For the "smart" kids, this skewed view of the tests is deleterious because they are not being encouraged (pushed) to perform to the level they can achieve on top of creating the "smart" kid anxiety/entitlement dilemma. For the "not smart" kids it is making sure that they will never try to attempt anything because they're "not smart", thus creating a self-fulfilling prophecy (that is not to say that many of them will do well on the tests, but they should at least be set up to achieve the highest standard that they can, and to know that there is more to life than being a good test taker...not much call for the ability to fill in little boxes in real life...except perhaps a bureaucratic job).

Spiny Norman

I've never understood the point of "mainstreaming" autistic or "learning disabled" kids. It seems obvious to me that it only sets them up for failure (besides making them objects of mirth for the other students).

Jonathan

...are part of why some people are opting for Trump.

Kurt Schlichter has a piece about this at Townhall.

But then, those concerns apparently aren’t worthy of attention. The news covers, day in and day out, some overeating foreigner and drug lord baby mama who Donald Trump was mean to a couple decades ago, but no reporter ever asks our guy about his problems. And they don’t merely ignore him. They come after him, jamming things down his throat like gender neutral bathrooms and murderous Muslim refugees and Wall Street scams that mean he gets about .001% interest on that money he saved just like the experts told him to. And he’s expected to just take it.

This will not end well.

Jonathan

Sorry about sequential posts David, but this is so good, I just had to pass it on. Bret Easton Ellis engages in some straight talking on the subject of 'victim culture'. Via Breitbart.com.

It is something you need to resolve before you re-enter society,” he stated. “What you are doing to yourself is harming yourself, and seriously annoying others around you.
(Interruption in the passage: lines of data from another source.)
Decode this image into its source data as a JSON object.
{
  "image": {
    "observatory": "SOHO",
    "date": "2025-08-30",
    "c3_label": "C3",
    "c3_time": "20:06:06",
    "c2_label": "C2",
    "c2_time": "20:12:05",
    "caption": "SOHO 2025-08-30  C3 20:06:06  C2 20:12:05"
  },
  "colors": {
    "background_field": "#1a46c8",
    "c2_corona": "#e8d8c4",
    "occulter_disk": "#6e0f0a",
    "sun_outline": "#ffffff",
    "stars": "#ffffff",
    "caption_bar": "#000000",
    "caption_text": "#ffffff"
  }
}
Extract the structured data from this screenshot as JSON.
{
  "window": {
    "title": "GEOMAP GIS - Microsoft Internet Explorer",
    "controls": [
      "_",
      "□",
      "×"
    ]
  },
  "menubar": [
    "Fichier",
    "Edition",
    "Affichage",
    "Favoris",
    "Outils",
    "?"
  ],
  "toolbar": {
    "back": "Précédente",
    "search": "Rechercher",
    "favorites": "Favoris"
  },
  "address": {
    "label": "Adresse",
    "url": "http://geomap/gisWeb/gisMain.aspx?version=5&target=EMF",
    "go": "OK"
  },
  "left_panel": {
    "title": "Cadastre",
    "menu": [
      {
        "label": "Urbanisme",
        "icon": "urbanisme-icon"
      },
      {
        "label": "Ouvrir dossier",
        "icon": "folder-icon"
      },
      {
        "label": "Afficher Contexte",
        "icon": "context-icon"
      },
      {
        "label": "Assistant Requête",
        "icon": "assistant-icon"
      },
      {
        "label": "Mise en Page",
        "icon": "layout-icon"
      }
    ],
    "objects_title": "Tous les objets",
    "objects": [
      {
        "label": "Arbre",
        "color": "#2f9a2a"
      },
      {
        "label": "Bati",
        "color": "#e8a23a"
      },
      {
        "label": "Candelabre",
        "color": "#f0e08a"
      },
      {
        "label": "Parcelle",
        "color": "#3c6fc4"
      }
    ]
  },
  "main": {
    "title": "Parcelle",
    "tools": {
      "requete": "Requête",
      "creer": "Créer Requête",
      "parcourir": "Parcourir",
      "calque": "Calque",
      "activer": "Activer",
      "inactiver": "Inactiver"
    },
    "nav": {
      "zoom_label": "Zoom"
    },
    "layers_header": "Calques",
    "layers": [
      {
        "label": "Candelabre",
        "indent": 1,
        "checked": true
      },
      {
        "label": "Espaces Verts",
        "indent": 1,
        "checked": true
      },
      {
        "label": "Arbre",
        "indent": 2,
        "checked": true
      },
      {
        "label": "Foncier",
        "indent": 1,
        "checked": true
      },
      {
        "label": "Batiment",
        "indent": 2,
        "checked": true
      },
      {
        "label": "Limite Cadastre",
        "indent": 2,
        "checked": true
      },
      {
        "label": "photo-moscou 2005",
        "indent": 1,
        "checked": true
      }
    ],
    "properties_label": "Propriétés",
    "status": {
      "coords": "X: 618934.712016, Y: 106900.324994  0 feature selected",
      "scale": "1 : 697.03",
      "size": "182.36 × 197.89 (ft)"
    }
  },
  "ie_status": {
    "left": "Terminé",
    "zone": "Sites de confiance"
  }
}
The fact that you can’t listen to a joke, view imagery, and that you categorize everything as either sexist, or racist, or homophobic, whether it is or not, and therefore harmful to you and you just can’t take it, is a kind of mania, a delusion, a psychosis that we have been coddling, encouraging people to think that life should be a smooth utopia built only for them and their fragile sensibility. In essence, staying a child forever. Living in a fairy-tale.
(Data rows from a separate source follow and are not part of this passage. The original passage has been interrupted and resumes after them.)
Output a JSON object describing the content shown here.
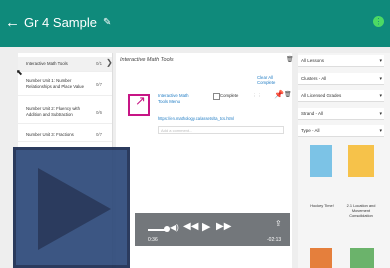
{
  "header": {
    "back_glyph": "←",
    "title": "Gr 4 Sample",
    "edit_glyph": "✎",
    "menu_dot": "⋮"
  },
  "sidebar": {
    "items": [
      {
        "name": "Interactive Math Tools",
        "count": "0/1",
        "active": true,
        "chevron": "❯"
      },
      {
        "name": "Number Unit 1: Number Relationships and Place Value",
        "count": "0/7"
      },
      {
        "name": "Number Unit 2: Fluency with Addition and Subtraction",
        "count": "0/6"
      },
      {
        "name": "Number Unit 3: Fractions",
        "count": "0/7"
      }
    ],
    "cursor_glyph": "⬉"
  },
  "main": {
    "section_title": "Interactive Math Tools",
    "clear_all": "Clear All Complete",
    "resource": {
      "title": "Interactive Math Tools Menu",
      "complete_label": "Complete",
      "url": "https://en.mathology.ca/assets/ta_tcs.html",
      "comment_placeholder": "Add a comment..."
    },
    "trash_glyph": "🗑",
    "pin_glyph": "📌"
  },
  "filters": {
    "options": [
      "All Lessons",
      "Clusters - All",
      "All Licensed Grades",
      "Strand - All",
      "Type - All"
    ],
    "caret": "▾"
  },
  "books": [
    {
      "title": "Hockey Time!",
      "color": "#7cc3e6"
    },
    {
      "title": "2.1 Location and Movement Consolidation",
      "color": "#f6c24a"
    },
    {
      "title": "",
      "color": "#e57f3c"
    },
    {
      "title": "",
      "color": "#6bb36b"
    }
  ],
  "player": {
    "current_time": "0:36",
    "remaining_time": "-02:13",
    "volume_glyph": "◀)",
    "rewind_glyph": "◀◀",
    "play_glyph": "▶",
    "forward_glyph": "▶▶",
    "share_glyph": "⇪"
  }
}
Chester Draws

Don't confuse the issues of teaching autistic and learning disabled Norman. Autistic kids are often cleverer than average, so need no separating. They do prefer explicit instructions though, so like "old-fashioned" teaching. I've never had teaching issues with the autistic kids in my mainstream classes.

They can be difficult to handle socially, especially if you have the sort of pathetic bully who needs a soft target. But this is true of socially inept kids in general and we still mainstream them.

The ones I've struggled with are some of the Aspergers kids. They aren't rule based like the autistic kids, so are much worse behaved, and once they fetish on something it is the Devil's own job to get them back on track.

Hal

A) Let's eat, Grandma!

B) Let's eat Grandma!

A) Don't confuse the issues of teaching autistic and learning disabled, Norman.

B) Don't confuse the issues of teaching autistic and learning disabled Norman.

. . . . I'll bite: what are the issues of the Norman?

The comments to this entry are closed.

For Amazon US use this link .

Your filthy consumerism supports this blog.

Blogroll